About 1,000 NHS staff at Frimley Health NHS Foundation Trust could face being transferred to a wholly owned subsidiary (WOS) designed to avoid paying tax.

Unite, Britain and Ireland’s largest union, has hoisted a red warning flag over the possibility that trust bosses will consider hiving off services, such as housekeeping, estates management, equipment maintenance, catering, procurement and security to a WOS.

Unite, which has 100,000 members in the health service, is expecting the business report on the WOS to be unveiled on Friday (14 June), with it going to the next meeting of the trust’s board.

Unite has waged an extensive campaign against these wholly owned subsidiaries as they could lead to job losses and salami slicing of service provision.

Unite is concerned that trusts are forming these wholly owned subsidiary companies in England so that they can register for VAT exemption and compete on a level playing field with commercial competitors who register for VAT exemption for their work in the NHS, when NHS trusts can’t.

The Frimley trust provides NHS hospital services for about 900,000 people across Berkshire, Hampshire, Surrey and south Buckinghamshire.

Unite regional officer Jesika Parmar said: “Unite is raising a red warning flag to what could be coming down the track for 1,000 dedicated staff working for the trust.

“We are strongly against the formation of these entities which, we believe, could lead to a Pandora’s Box of Carillion-type meltdowns – with the adverse knock-on effects on patient services and jobs.

“Our members consider that the identity of their employer is a condition of their contract of employment and do not wish that being changed unilaterally.

“They have a strong desire to remain employed by the Frimley Health NHS Foundation Trust and not to be employed by this subsidiary -– which could be set up with the purpose to avoid tax.”

The Department of Health and Social Care announced last year that it was consulting on this issue.

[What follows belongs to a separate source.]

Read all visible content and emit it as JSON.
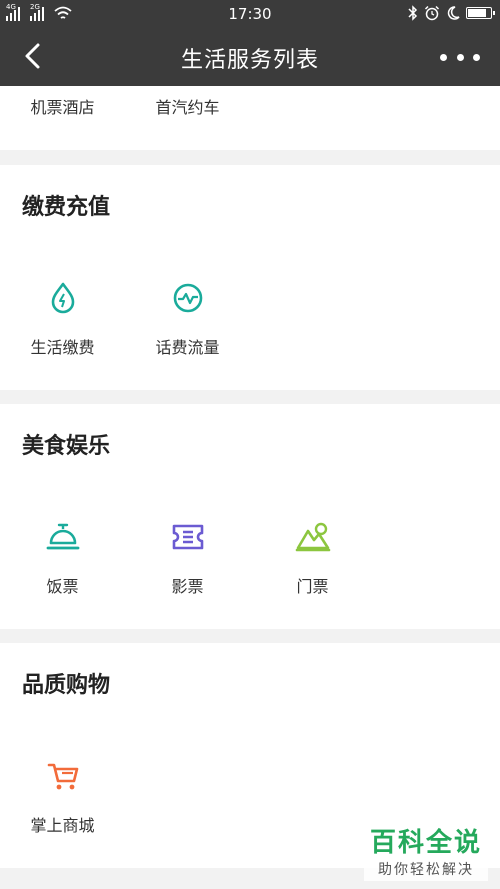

The consultation ended in November and requirements that trusts and foundations have to meet to create wholly owned subsidiaries were tightened up.

This also included a condition to consult stakeholders, such as staff and the wider community.  However, it is still not known what the criteria are for such consultations.

A number of trusts have already decided to abandon plans to set up such a subsidiary.


Notes to editors:

For more information please contact Unite senior communications officer Shaun Noble on 020 3371 2060 or 07768 693940. Unite press office is on:  020 3371 2065. Email: shaun.noble@unitetheunion.org

  • Unite is Britain and Ireland’s largest union with members working across all sectors of the economy. The general secretary is Len McCluskey.